Former US president Donald Trump has been successful in getting a third party to evaluate documents that were taken during an FBI raid on his Florida home last month.

It's a legal victory for Mr. Trump since it halts the US Justice Department's use of the information while a special master, an outside legal expert, weeds out any that might be subject to executive privilege or attorney-client privilege.

What is a special master, and why has a judge allowed one?

A special master is an impartial legal professional.

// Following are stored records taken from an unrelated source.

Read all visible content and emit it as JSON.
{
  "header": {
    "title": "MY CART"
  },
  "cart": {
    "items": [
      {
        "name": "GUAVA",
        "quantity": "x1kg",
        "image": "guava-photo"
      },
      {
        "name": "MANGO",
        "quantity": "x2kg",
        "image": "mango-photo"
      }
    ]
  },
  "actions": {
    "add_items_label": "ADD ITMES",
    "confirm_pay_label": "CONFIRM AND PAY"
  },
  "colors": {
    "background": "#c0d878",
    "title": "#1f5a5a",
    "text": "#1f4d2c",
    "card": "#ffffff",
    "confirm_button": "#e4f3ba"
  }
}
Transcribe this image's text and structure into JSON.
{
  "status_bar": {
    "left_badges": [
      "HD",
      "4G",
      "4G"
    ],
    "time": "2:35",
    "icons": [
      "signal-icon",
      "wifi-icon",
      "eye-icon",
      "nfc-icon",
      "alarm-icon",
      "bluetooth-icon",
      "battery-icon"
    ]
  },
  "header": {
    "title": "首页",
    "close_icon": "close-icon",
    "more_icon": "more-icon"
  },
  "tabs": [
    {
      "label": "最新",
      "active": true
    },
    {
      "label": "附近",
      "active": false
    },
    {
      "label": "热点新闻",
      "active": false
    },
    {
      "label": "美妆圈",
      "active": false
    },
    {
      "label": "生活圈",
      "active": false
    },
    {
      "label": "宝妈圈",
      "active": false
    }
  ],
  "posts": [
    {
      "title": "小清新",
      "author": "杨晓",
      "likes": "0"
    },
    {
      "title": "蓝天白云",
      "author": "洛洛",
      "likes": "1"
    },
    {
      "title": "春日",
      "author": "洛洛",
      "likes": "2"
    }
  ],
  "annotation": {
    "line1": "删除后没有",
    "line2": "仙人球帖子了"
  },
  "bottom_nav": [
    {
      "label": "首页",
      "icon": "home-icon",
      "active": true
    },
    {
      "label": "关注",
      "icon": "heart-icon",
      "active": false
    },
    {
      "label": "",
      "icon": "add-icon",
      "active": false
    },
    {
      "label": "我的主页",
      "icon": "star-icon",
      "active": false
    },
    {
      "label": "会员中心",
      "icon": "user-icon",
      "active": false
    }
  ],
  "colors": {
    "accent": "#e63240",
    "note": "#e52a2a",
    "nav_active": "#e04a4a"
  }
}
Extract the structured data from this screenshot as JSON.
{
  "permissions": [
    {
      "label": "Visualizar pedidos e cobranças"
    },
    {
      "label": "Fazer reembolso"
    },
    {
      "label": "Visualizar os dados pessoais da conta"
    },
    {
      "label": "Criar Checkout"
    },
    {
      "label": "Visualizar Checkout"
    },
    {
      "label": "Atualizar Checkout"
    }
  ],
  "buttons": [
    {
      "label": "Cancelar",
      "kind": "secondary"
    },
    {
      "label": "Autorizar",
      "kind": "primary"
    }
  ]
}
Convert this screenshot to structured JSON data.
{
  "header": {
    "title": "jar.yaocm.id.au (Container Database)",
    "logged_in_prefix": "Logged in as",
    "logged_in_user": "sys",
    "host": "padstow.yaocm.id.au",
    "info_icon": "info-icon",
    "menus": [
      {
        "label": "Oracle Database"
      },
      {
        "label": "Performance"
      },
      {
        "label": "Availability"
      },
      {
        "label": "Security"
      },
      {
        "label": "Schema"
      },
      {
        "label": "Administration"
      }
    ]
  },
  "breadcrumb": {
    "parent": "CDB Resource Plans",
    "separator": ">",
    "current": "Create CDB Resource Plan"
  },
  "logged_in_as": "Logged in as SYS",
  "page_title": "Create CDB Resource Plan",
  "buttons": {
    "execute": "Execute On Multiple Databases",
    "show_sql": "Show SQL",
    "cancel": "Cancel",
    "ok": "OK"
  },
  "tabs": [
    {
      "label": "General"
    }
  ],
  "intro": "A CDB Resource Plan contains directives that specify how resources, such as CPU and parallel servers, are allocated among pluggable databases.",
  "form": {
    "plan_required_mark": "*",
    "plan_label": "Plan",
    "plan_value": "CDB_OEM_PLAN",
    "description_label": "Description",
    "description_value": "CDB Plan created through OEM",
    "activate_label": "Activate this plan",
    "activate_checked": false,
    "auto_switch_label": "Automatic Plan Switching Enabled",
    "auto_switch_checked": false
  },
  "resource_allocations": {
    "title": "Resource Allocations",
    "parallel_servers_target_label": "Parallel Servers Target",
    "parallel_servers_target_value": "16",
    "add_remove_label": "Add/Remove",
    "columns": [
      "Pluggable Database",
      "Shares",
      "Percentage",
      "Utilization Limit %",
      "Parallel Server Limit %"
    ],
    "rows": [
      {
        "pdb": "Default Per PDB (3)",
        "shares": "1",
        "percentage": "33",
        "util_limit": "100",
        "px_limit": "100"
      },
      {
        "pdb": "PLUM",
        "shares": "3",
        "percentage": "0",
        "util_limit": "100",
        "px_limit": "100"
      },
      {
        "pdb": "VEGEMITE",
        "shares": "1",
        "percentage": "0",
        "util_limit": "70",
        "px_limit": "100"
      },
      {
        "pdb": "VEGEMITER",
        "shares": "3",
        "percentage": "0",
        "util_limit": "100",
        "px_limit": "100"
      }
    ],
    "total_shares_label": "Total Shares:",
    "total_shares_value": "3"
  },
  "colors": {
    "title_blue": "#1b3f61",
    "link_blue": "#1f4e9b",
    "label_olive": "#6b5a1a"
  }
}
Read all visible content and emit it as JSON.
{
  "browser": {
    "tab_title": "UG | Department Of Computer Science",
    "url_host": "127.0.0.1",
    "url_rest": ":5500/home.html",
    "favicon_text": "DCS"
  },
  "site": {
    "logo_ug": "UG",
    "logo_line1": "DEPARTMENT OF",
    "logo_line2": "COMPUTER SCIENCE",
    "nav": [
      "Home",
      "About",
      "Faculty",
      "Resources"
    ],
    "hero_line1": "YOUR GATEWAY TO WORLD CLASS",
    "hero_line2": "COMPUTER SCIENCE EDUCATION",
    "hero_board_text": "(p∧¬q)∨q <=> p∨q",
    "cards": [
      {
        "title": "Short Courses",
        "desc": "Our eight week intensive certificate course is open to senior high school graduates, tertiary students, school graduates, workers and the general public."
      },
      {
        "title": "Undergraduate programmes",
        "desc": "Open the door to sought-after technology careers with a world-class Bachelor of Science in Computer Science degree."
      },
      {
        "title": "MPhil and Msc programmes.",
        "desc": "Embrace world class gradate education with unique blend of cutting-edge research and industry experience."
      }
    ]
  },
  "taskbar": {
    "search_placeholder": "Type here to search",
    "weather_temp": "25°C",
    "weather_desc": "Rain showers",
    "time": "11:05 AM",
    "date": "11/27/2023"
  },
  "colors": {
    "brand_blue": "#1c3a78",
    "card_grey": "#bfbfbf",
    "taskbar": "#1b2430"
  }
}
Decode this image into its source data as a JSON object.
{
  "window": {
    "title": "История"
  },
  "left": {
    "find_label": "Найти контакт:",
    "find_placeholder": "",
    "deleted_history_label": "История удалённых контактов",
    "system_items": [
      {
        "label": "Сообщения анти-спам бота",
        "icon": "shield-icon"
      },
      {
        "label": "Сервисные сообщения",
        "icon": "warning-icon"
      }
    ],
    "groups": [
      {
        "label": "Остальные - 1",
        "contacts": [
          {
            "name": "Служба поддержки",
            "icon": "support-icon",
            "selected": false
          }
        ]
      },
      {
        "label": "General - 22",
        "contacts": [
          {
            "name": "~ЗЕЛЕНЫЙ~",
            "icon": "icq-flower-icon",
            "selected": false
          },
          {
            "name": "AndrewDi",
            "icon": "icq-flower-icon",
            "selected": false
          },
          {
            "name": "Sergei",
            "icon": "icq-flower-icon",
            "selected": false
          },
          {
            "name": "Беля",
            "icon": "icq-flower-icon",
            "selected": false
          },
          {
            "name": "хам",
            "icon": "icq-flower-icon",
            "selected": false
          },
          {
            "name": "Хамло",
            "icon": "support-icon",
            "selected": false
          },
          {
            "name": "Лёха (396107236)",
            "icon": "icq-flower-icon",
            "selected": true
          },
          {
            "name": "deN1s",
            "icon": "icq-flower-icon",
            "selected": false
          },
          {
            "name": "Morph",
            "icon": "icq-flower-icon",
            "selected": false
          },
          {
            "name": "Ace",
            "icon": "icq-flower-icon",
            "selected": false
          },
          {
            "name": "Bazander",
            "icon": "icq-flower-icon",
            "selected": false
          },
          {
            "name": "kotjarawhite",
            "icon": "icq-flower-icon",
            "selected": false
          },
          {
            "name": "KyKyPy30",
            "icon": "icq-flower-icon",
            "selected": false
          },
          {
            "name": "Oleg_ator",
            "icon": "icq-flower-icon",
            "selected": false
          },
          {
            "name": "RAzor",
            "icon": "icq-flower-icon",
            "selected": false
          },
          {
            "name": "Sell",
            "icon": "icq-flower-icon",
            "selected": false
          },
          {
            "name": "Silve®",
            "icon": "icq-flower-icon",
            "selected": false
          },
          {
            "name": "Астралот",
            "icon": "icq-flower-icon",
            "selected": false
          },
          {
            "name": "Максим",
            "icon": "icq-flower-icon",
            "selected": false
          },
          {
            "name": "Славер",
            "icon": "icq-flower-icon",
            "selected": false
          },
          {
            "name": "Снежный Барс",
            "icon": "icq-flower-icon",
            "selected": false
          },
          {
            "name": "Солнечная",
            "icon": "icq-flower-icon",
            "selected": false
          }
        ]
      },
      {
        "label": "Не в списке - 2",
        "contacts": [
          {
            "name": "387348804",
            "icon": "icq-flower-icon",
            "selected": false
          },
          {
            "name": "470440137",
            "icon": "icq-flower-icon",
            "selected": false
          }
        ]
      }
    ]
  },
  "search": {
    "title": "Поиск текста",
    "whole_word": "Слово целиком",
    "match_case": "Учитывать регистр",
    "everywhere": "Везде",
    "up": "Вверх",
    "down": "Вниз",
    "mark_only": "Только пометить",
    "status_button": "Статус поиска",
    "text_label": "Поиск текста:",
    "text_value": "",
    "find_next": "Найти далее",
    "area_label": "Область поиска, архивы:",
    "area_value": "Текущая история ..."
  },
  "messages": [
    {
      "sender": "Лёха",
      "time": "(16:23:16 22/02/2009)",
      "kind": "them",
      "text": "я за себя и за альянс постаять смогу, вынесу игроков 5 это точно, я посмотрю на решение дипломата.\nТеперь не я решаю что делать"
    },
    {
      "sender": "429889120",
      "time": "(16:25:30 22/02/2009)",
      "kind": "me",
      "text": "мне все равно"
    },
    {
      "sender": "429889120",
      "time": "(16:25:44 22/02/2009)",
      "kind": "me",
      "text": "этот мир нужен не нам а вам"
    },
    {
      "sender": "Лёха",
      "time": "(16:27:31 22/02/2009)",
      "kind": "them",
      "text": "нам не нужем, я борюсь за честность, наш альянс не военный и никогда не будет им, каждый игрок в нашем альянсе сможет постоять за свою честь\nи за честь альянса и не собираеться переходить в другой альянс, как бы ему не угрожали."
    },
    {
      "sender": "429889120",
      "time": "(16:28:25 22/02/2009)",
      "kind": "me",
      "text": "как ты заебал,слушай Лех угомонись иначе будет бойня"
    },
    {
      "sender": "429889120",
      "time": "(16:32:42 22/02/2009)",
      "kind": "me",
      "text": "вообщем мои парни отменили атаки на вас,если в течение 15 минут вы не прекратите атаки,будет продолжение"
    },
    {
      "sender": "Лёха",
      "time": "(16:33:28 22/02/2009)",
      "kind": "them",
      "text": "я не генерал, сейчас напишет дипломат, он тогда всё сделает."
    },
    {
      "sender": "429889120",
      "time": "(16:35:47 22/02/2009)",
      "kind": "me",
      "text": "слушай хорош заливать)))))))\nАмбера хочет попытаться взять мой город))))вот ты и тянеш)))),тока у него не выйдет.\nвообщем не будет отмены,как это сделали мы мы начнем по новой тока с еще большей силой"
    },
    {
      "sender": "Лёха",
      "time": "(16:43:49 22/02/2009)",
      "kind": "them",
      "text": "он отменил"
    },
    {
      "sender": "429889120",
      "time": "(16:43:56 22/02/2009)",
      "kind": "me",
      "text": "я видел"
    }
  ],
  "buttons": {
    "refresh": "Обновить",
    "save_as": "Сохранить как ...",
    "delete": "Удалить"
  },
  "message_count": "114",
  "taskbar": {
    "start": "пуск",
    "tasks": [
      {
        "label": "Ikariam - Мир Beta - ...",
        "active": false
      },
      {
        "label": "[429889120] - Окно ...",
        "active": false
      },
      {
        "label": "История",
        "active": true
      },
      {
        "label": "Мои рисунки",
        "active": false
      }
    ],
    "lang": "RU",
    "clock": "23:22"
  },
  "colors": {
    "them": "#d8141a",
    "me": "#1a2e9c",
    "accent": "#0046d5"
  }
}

Aileen Cannon, a Mr. Trump appointee and US District Judge, wrote in her decision that the "unique circumstances call for a lengthy halt to allow a neutral third party to oversee a reasonable process."

The review will allow any personal documents to be filtered out and returned to former US President Donald Trump.

In this case, this included medical documents and accounting information, the judge's order said.

The decision will almost probably slow their investigation, which will help Mr. Trump since the department had argued against it.

According to the judge's decision, intelligence services will conduct a separate analysis of any risk posed by the apparent improper handling of confidential documents.

Why are the documents a big deal?

Federal officials raided Mr. Trump's Mar-a-Lago club on August 8 and seized over 11,000 documents.

They were found stashed in the former president's bedroom, his closet — and bathroom. 

According to court documents published in the weeks that followed, 31 confidential, 54 secret, and 18 were classified as top secret.

Donald Trump's 58-bedroom, 33-bathroom Mar-a-Lago home was searched by the FBI on August 8.

Hundreds of empty classified folders that bore no indication of their contents were also discovered by the FBI.

Such data are considered government property and must be retained, according to laws concerning what past presidents can keep after leaving office that was implemented in the wake of the Watergate affair.

And it could violate other laws — including an Espionage Act statute which governs gathering, transmitting or losing national defence information, and others that cover mutilating or removing records as well as the destruction, alteration or falsification of records in federal investigations.

The department will also look at what it says were attempts to obstruct their investigation. 

What happens next?

The department is prohibited by the judge's order from using any of the materials that were seized in its inquiry up until the special master's completion of their task or until "further court order."

It's unclear whether this will permanently halt the probe or affect how it turns out.

The department and Mr Trump's lawyers have until Friday to submit their preferred candidates for special master.